Bryan Meek is a member of Brennan, Manna & Diamond’s Employment & Labor team and is available to assist you with responding to requests for information and/or appealing unfavorable unemployment decisions. Bryan can be reached at 330.253.5586, or bmeek@bmdllc.com

Revised Department of Labor FFCRA Guidance, Effective September 16, 2020

In response to attacks on the legality of the Department of Labor’s (“DOL”) Final Rule regarding the Families First Coronavirus Act (“FFCRA” or the “Act”), which took effect in April 2020, the Department of Labor issued new guidance on Friday, September 11th to formally address ongoing questions and concerns related to the COVID-19 legislation.

FCC Adds $198 Million to Strengthen Telehealth for Rural Healthcare Providers

The Federal Communications Commission (“FCC”) has added an additional $198 million in funding to its Rural Health Care Program. These funds will be used to increase broadband services and telecommunications to bolster telehealth/telemedicine services for rural healthcare providers. Funding for rural healthcare providers was initially capped at $605 million in 2020, but the added funds will now allow the FCC to provide over $800 million to eligible providers.

Finding Opportunity in Adversity: Optimism for the Construction Industry

Looking for good news? If so, you are not alone. Aside from the collective mental, physical and emotional human toll imposed by the COVID-19 pandemic, entire sectors of the economy have been ravaged, and old, familiar ways of doing business have been disrupted. Although deemed essential, the construction industry has not been immune to interruption and uncertainty during these unprecedented times. Amid new health and safety concerns, coupled with financial uncertainty, progress on projects has slowed, and the start dates for a number of new projects slated to begin in 2020 have been deferred. However, resilience has always been a trademark of contractors, subcontractors and other industry professionals. Reports indicate that while the construction industry lost more than one million jobs February through April, at least 600,000 of those jobs had been gained back by the end of June.

Yard Sign Do’s and Don’ts: How to Avoid Legal Challenges to Municipal Sign Codes this Election Season

As the nation heads into the tail end of the 2020 general election, municipalities will inevitably face challenges as they seek to regulate the seasonal proliferation of yard signs on residential property. While the matter may seem trifling, a seemingly benign yet content-based sign ordinance can result in significant legal exposure for municipalities that have not heeded recent Supreme Court decisions on content neutrality.

Time to Update Your HIPAA Compliance Plan for Telehealth Policies and Procedures

The delivery of healthcare in this country may be forever changed following the COVID-19 pandemic. Providing services through telehealth technologies initially allowed providers to connect with patients in a safe and socially distant manner and helped keep vital hospital beds free for COVID-19 care.

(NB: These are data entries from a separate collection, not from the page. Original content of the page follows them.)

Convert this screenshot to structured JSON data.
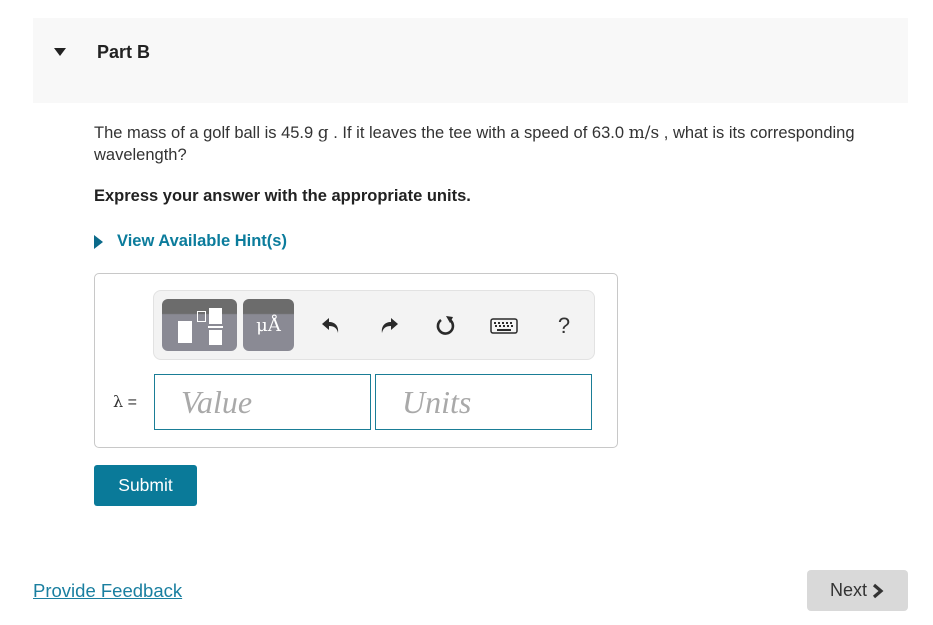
{
  "part": {
    "title": "Part B",
    "expanded": true
  },
  "question": {
    "text_1": "The mass of a golf ball is 45.9 ",
    "mass_unit": "g",
    "text_2": " . If it leaves the tee with a speed of 63.0 ",
    "speed_unit": "m/s",
    "text_3": " , what is its corresponding wavelength?"
  },
  "instruction": "Express your answer with the appropriate units.",
  "hint": {
    "label": "View Available Hint(s)"
  },
  "toolbar": {
    "templates_icon": "fraction-template-icon",
    "units_label": "μÅ",
    "undo_icon": "undo-icon",
    "redo_icon": "redo-icon",
    "reset_icon": "reset-icon",
    "keyboard_icon": "keyboard-icon",
    "help_label": "?"
  },
  "answer": {
    "variable_label": "λ",
    "equals": " =",
    "value_placeholder": "Value",
    "value": "",
    "units_placeholder": "Units",
    "units": ""
  },
  "buttons": {
    "submit": "Submit",
    "next": "Next",
    "next_icon": "chevron-right-icon"
  },
  "links": {
    "feedback": "Provide Feedback"
  },
  "colors": {
    "accent": "#0a7a99",
    "link": "#1a7fa0",
    "header_bg": "#f8f8f8",
    "next_bg": "#d9d9d9"
  }
}
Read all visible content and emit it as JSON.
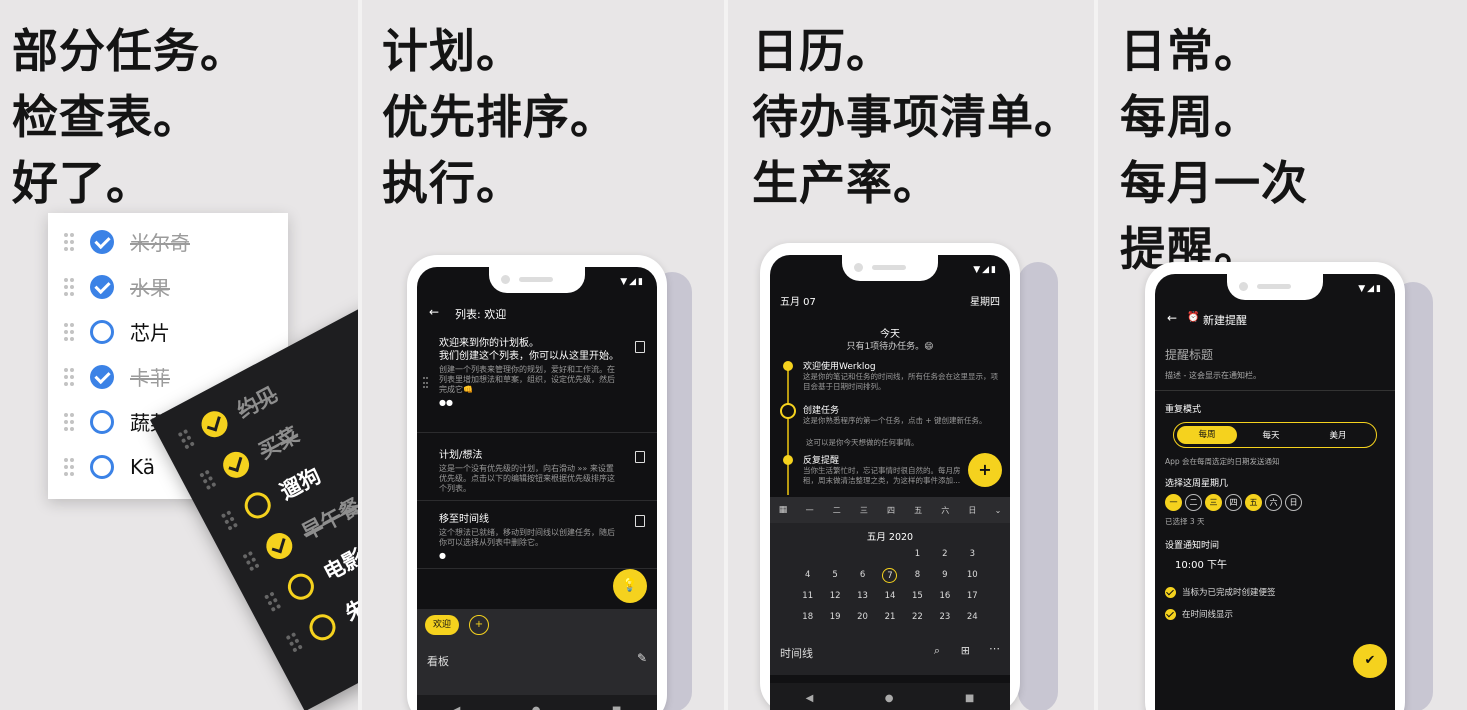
{
  "panel1": {
    "headline": [
      "部分任务。",
      "检查表。",
      "好了。"
    ],
    "checklist": [
      {
        "label": "米尔奇",
        "done": true
      },
      {
        "label": "水果",
        "done": true
      },
      {
        "label": "芯片",
        "done": false
      },
      {
        "label": "卡菲",
        "done": true
      },
      {
        "label": "蔬菜",
        "done": false
      },
      {
        "label": "Kä",
        "done": false
      }
    ],
    "dark_list": [
      {
        "label": "约见",
        "done": true
      },
      {
        "label": "买菜",
        "done": true
      },
      {
        "label": "遛狗",
        "done": false
      },
      {
        "label": "早午餐",
        "done": true
      },
      {
        "label": "电影",
        "done": false
      },
      {
        "label": "朱古",
        "done": false
      }
    ]
  },
  "panel2": {
    "headline": [
      "计划。",
      "优先排序。",
      "执行。"
    ],
    "back_arrow": "←",
    "title": "列表: 欢迎",
    "items": [
      {
        "title": "欢迎来到你的计划板。\n我们创建这个列表，你可以从这里开始。",
        "desc": "创建一个列表来管理你的规划，爱好和工作流。在列表里增加想法和草案，组织，设定优先级，然后完成它👊",
        "dots": "●●"
      },
      {
        "title": "计划/想法",
        "desc": "这是一个没有优先级的计划，向右滑动 »» 来设置优先级。点击以下的编辑按钮来根据优先级排序这个列表。",
        "dots": ""
      },
      {
        "title": "移至时间线",
        "desc": "这个想法已就绪，移动到时间线以创建任务，随后你可以选择从列表中删除它。",
        "dots": "●"
      }
    ],
    "fab": "💡",
    "chips": [
      "欢迎",
      "+"
    ],
    "board_label": "看板",
    "edit_icon": "✎"
  },
  "panel3": {
    "headline": [
      "日历。",
      "待办事项清单。",
      "生产率。"
    ],
    "date": "五月 07",
    "weekday": "星期四",
    "today_title": "今天",
    "today_sub": "只有1项待办任务。😄",
    "timeline": [
      {
        "title": "欢迎使用Werklog",
        "desc": "这是你的笔记和任务的时间线，所有任务会在这里显示，项目会基于日期时间排列。"
      },
      {
        "title": "创建任务",
        "desc": "这是你熟悉程序的第一个任务，点击 + 键创建新任务。"
      },
      {
        "title": "",
        "desc": "这可以是你今天想做的任何事情。"
      },
      {
        "title": "反复提醒",
        "desc": "当你生活繁忙时，忘记事情时很自然的。每月房租，周末做清洁整理之类，为这样的事件添加..."
      }
    ],
    "week_header": [
      "一",
      "二",
      "三",
      "四",
      "五",
      "六",
      "日"
    ],
    "month_title": "五月 2020",
    "days": [
      "",
      "",
      "",
      "",
      "1",
      "2",
      "3",
      "4",
      "5",
      "6",
      "7",
      "8",
      "9",
      "10",
      "11",
      "12",
      "13",
      "14",
      "15",
      "16",
      "17",
      "18",
      "19",
      "20",
      "21",
      "22",
      "23",
      "24"
    ],
    "today_day": "7",
    "fab": "+",
    "bottom_label": "时间线"
  },
  "panel4": {
    "headline": [
      "日常。",
      "每周。",
      "每月一次",
      "提醒。"
    ],
    "title": "新建提醒",
    "reminder_title_placeholder": "提醒标题",
    "reminder_desc_placeholder": "描述 - 这会显示在通知栏。",
    "repeat_label": "重复模式",
    "modes": [
      "每周",
      "每天",
      "美月"
    ],
    "mode_hint": "App 会在每周选定的日期发送通知",
    "pick_days_label": "选择这周星期几",
    "days": [
      {
        "label": "一",
        "on": true
      },
      {
        "label": "二",
        "on": false
      },
      {
        "label": "三",
        "on": true
      },
      {
        "label": "四",
        "on": false
      },
      {
        "label": "五",
        "on": true
      },
      {
        "label": "六",
        "on": false
      },
      {
        "label": "日",
        "on": false
      }
    ],
    "selected_count": "已选择 3 天",
    "time_label": "设置通知时间",
    "time_value": "10:00 下午",
    "option1": "当标为已完成时创建便签",
    "option2": "在时间线显示",
    "fab": "✔"
  },
  "nav": {
    "back": "◀",
    "home": "●",
    "recent": "■"
  },
  "status_icons": "▼◢▮"
}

Now, while still a safe, socially distant option, telehealth allows patients to access healthcare services in an efficient manner, decreases the likelihood of cancellations, and expands access to services that do not require an in-person encounter (i.e., surgery, procedure, or test). Telehealth is now widely reimbursed by both federal and commercial payors and more provider types are able to provide telehealth services within their licensed scope of practice.